We appeal to logic, reason, and argument to overcome what we judge to be lower instincts: emotions and feelings. But rationality devoid of emotions and feelings has created political and technological horrors throughout history. We can no longer tolerate a separation of the two.
Embedded in our feelings of joy, pain, and grief is our capacity to appreciate what is good and wise. From those deepest emotions we can glimpse (if we can see ourselves from afar) a groping for value. Despite its tools for analysis and dispassionate assessment, rationality cannot secure this good. Its description of what is good and right for us is often a flawed argument for power and control over our better intuition.

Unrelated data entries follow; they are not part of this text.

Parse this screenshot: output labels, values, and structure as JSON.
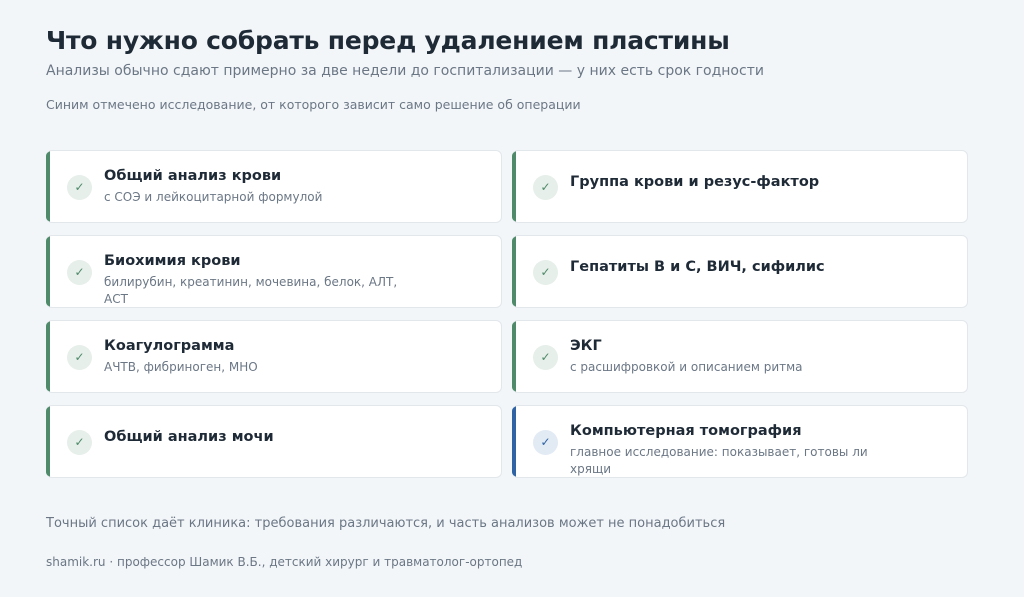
{
  "header": {
    "title": "Что нужно собрать перед удалением пластины",
    "subtitle": "Анализы обычно сдают примерно за две недели до госпитализации — у них есть срок годности",
    "legend_note": "Синим отмечено исследование, от которого зависит само решение об операции"
  },
  "colors": {
    "default_accent": "#4f8a6a",
    "primary_accent": "#2f63a3"
  },
  "checklist": [
    {
      "title": "Общий анализ крови",
      "sub": "с СОЭ и лейкоцитарной формулой",
      "primary": false,
      "icon": "check-icon"
    },
    {
      "title": "Группа крови и резус-фактор",
      "sub": "",
      "primary": false,
      "icon": "check-icon"
    },
    {
      "title": "Биохимия крови",
      "sub": "билирубин, креатинин, мочевина, белок, АЛТ, АСТ",
      "primary": false,
      "icon": "check-icon"
    },
    {
      "title": "Гепатиты B и C, ВИЧ, сифилис",
      "sub": "",
      "primary": false,
      "icon": "check-icon"
    },
    {
      "title": "Коагулограмма",
      "sub": "АЧТВ, фибриноген, МНО",
      "primary": false,
      "icon": "check-icon"
    },
    {
      "title": "ЭКГ",
      "sub": "с расшифровкой и описанием ритма",
      "primary": false,
      "icon": "check-icon"
    },
    {
      "title": "Общий анализ мочи",
      "sub": "",
      "primary": false,
      "icon": "check-icon"
    },
    {
      "title": "Компьютерная томография",
      "sub": "главное исследование: показывает, готовы ли хрящи",
      "primary": true,
      "icon": "check-icon"
    }
  ],
  "check_glyph": "✓",
  "footer": {
    "note": "Точный список даёт клиника: требования различаются, и часть анализов может не понадобиться",
    "source": "shamik.ru · профессор Шамик В.Б., детский хирург и травматолог-ортопед"
  }
}
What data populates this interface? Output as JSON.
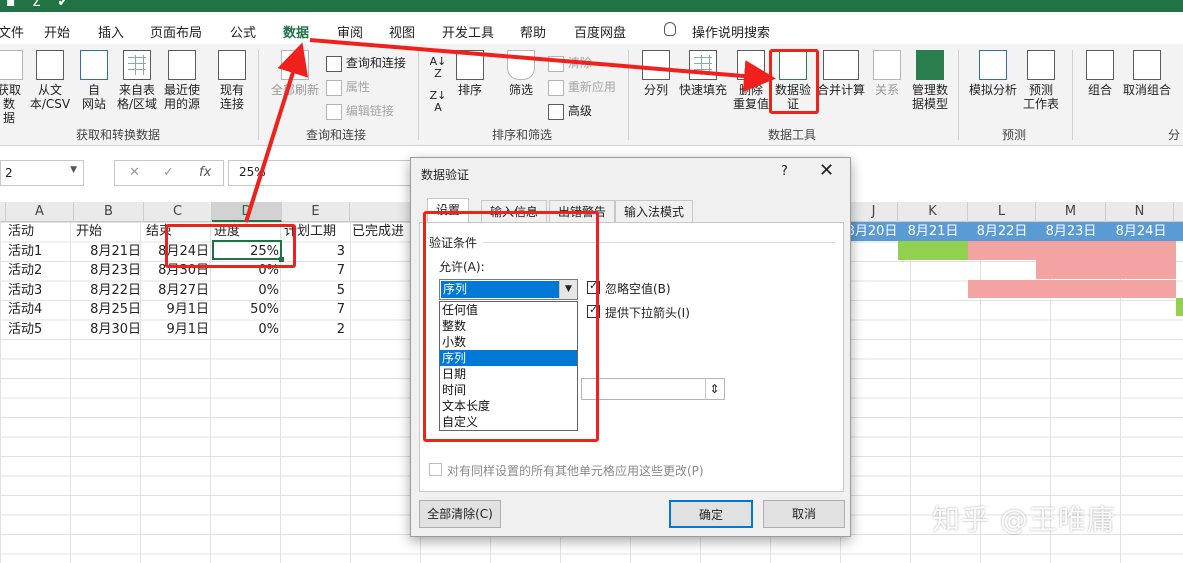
{
  "ribbon_tabs": {
    "file": "文件",
    "home": "开始",
    "insert": "插入",
    "page_layout": "页面布局",
    "formulas": "公式",
    "data": "数据",
    "review": "审阅",
    "view": "视图",
    "developer": "开发工具",
    "help": "帮助",
    "baidu": "百度网盘",
    "tell_me": "操作说明搜索"
  },
  "ribbon": {
    "get_transform": {
      "get_data": [
        "获取数",
        "据"
      ],
      "from_csv": [
        "从文",
        "本/CSV"
      ],
      "from_web": [
        "自",
        "网站"
      ],
      "from_table": [
        "来自表",
        "格/区域"
      ],
      "recent": [
        "最近使",
        "用的源"
      ],
      "existing": [
        "现有",
        "连接"
      ],
      "label": "获取和转换数据"
    },
    "queries": {
      "refresh_all": [
        "全部刷新"
      ],
      "queries_connections": "查询和连接",
      "properties": "属性",
      "edit_links": "编辑链接",
      "label": "查询和连接"
    },
    "sort_filter": {
      "sort": "排序",
      "filter": "筛选",
      "clear": "清除",
      "reapply": "重新应用",
      "advanced": "高级",
      "label": "排序和筛选"
    },
    "data_tools": {
      "text_to_columns": "分列",
      "flash_fill": "快速填充",
      "remove_duplicates": [
        "删除",
        "重复值"
      ],
      "data_validation": [
        "数据验",
        "证"
      ],
      "consolidate": "合并计算",
      "relationships": "关系",
      "data_model": [
        "管理数",
        "据模型"
      ],
      "label": "数据工具"
    },
    "forecast": {
      "what_if": [
        "模拟分析"
      ],
      "forecast_sheet": [
        "预测",
        "工作表"
      ],
      "label": "预测"
    },
    "outline": {
      "group": "组合",
      "ungroup": "取消组合",
      "label": "分"
    }
  },
  "formula_bar": {
    "name_box": "2",
    "cancel": "✕",
    "enter": "✓",
    "fx": "fx",
    "value": "25%"
  },
  "columns": [
    "A",
    "B",
    "C",
    "D",
    "E",
    "J",
    "K",
    "L",
    "M",
    "N"
  ],
  "gantt_header": [
    "8月20日",
    "8月21日",
    "8月22日",
    "8月23日",
    "8月24日"
  ],
  "table": {
    "headers": [
      "活动",
      "开始",
      "结束",
      "进度",
      "计划工期",
      "已完成进"
    ],
    "rows": [
      [
        "活动1",
        "8月21日",
        "8月24日",
        "25%",
        "3"
      ],
      [
        "活动2",
        "8月23日",
        "8月30日",
        "0%",
        "7"
      ],
      [
        "活动3",
        "8月22日",
        "8月27日",
        "0%",
        "5"
      ],
      [
        "活动4",
        "8月25日",
        "9月1日",
        "50%",
        "7"
      ],
      [
        "活动5",
        "8月30日",
        "9月1日",
        "0%",
        "2"
      ]
    ]
  },
  "dialog": {
    "title": "数据验证",
    "help": "?",
    "close": "✕",
    "tabs": [
      "设置",
      "输入信息",
      "出错警告",
      "输入法模式"
    ],
    "section": "验证条件",
    "allow_label": "允许(A):",
    "allow_value": "序列",
    "allow_options": [
      "任何值",
      "整数",
      "小数",
      "序列",
      "日期",
      "时间",
      "文本长度",
      "自定义"
    ],
    "ignore_blank": "忽略空值(B)",
    "in_cell_dropdown": "提供下拉箭头(I)",
    "source_button": "⇕",
    "apply_all": "对有同样设置的所有其他单元格应用这些更改(P)",
    "clear_all": "全部清除(C)",
    "ok": "确定",
    "cancel": "取消"
  },
  "watermark": "知乎 @王唯庸",
  "colors": {
    "accent": "#217346",
    "annotation": "#f0201c",
    "gantt_blue": "#5b9bd5",
    "gantt_green": "#92d050",
    "gantt_red": "#f4a3a3"
  }
}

Reason can provide the detail for enriching our experience of nature and everyday life, just as details can be spiritualized and serve creative ends. But wisdom comes from the intersection of knowledge with our deepest intuitions. Our lives are best when we can enrich our feelings with order, and we can order our feelings with enrichment.